**Problem to solve**
Check each line of the listing below for the string "title", then copy every line that has it.

"""

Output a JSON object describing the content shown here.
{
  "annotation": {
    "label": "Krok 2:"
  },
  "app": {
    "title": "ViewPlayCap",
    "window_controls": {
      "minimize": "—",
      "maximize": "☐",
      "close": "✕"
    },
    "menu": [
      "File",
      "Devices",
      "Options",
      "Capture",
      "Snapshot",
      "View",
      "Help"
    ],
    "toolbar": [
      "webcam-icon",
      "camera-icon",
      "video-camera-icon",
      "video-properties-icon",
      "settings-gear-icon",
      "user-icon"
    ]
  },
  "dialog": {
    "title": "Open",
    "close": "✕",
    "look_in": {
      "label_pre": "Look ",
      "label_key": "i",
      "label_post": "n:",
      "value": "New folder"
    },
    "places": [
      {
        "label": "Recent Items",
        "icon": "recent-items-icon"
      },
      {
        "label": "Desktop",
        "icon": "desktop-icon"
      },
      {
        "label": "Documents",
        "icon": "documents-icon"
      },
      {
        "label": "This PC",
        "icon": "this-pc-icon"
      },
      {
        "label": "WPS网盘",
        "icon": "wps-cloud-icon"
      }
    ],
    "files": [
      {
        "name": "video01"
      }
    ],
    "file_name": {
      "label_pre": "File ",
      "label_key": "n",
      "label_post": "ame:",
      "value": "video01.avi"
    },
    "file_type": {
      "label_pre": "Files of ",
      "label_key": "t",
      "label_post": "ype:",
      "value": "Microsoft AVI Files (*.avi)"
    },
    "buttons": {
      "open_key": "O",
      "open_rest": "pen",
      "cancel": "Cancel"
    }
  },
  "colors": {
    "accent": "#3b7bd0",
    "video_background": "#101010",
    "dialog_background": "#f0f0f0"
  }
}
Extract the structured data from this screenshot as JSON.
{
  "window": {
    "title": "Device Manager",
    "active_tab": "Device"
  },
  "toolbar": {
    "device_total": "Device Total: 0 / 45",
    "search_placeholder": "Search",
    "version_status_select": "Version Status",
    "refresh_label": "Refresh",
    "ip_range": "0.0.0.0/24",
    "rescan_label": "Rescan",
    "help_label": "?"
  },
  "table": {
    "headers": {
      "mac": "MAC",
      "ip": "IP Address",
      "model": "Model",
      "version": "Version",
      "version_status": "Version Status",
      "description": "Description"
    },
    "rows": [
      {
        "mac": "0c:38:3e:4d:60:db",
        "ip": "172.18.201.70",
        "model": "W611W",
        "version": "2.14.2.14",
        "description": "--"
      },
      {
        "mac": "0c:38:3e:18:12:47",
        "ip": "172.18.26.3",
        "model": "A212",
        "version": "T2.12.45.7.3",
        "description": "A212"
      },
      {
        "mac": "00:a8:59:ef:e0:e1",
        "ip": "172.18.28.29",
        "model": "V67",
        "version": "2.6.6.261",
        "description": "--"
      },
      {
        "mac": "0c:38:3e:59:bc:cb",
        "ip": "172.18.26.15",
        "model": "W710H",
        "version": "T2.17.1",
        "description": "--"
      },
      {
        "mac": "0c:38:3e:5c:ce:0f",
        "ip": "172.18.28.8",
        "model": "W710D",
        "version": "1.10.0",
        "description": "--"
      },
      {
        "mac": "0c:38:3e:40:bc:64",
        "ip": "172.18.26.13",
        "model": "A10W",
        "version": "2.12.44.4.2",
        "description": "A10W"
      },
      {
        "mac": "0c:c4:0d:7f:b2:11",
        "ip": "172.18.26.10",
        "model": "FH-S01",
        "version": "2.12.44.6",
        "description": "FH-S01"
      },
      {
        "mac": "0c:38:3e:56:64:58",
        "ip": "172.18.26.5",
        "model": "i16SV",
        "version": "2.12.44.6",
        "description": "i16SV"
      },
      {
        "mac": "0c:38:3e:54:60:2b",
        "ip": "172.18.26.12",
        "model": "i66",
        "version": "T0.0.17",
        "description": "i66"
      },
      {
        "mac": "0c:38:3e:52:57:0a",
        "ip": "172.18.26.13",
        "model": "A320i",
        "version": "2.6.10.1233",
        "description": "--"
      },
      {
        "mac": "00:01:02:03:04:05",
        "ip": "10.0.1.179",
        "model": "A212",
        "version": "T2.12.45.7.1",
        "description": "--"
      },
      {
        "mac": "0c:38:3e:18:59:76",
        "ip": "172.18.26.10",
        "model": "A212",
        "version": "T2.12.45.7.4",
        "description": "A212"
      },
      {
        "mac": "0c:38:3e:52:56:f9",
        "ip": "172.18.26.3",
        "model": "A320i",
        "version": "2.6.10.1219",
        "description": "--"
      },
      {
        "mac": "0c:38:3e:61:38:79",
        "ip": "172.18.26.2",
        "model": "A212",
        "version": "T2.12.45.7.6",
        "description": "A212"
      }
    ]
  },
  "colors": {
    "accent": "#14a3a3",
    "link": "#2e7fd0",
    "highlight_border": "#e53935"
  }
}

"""

**Written response**
    "title": "ViewPlayCap",
    "title": "Open",
    "title": "Device Manager",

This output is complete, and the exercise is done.